- _Dataset excerpts_:
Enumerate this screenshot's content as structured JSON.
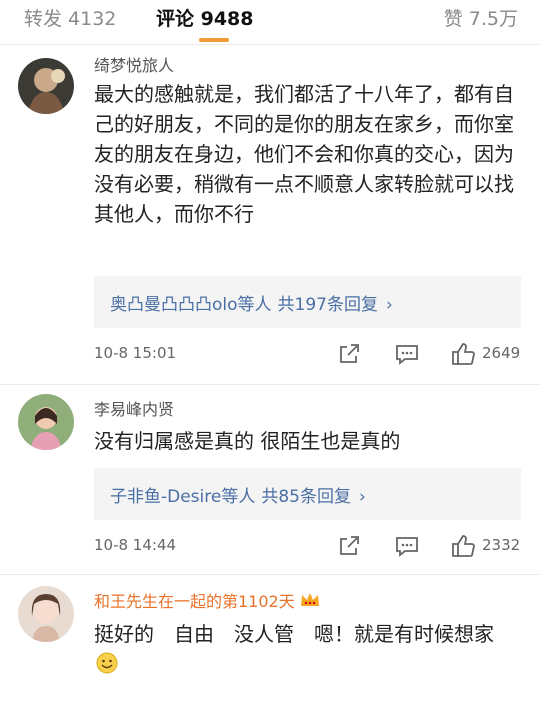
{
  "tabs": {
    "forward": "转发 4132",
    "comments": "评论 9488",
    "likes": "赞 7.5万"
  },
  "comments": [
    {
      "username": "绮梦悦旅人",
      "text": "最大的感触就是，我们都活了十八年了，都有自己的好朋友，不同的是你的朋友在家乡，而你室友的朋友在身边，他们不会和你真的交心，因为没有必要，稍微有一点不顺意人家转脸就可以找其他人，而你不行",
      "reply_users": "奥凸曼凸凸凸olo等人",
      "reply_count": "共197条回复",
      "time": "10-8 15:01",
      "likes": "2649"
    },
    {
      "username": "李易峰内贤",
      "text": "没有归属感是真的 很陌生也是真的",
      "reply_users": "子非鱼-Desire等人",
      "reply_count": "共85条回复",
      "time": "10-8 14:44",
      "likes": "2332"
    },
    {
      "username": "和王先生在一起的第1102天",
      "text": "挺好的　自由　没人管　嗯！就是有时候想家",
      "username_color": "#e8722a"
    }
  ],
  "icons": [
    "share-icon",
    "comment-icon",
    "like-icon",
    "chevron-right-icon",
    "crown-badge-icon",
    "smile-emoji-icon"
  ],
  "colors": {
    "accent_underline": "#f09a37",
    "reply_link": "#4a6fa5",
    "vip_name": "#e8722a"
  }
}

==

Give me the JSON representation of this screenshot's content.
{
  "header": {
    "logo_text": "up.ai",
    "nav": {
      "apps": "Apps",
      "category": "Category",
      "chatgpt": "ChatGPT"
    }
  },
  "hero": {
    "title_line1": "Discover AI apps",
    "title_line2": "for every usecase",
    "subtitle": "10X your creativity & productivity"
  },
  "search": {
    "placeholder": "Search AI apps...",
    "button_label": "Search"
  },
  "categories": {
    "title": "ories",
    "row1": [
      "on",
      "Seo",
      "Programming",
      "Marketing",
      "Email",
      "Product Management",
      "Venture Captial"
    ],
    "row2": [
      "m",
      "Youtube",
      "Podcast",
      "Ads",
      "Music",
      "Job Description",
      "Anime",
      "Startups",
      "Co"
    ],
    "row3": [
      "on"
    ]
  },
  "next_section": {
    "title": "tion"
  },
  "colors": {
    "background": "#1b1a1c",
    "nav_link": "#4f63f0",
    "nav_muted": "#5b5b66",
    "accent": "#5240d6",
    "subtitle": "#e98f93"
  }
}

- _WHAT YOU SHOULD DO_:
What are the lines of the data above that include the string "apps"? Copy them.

- _ANSWER FOR THE TASK_:
      "apps": "Apps",
    "title_line1": "Discover AI apps",
    "placeholder": "Search AI apps...",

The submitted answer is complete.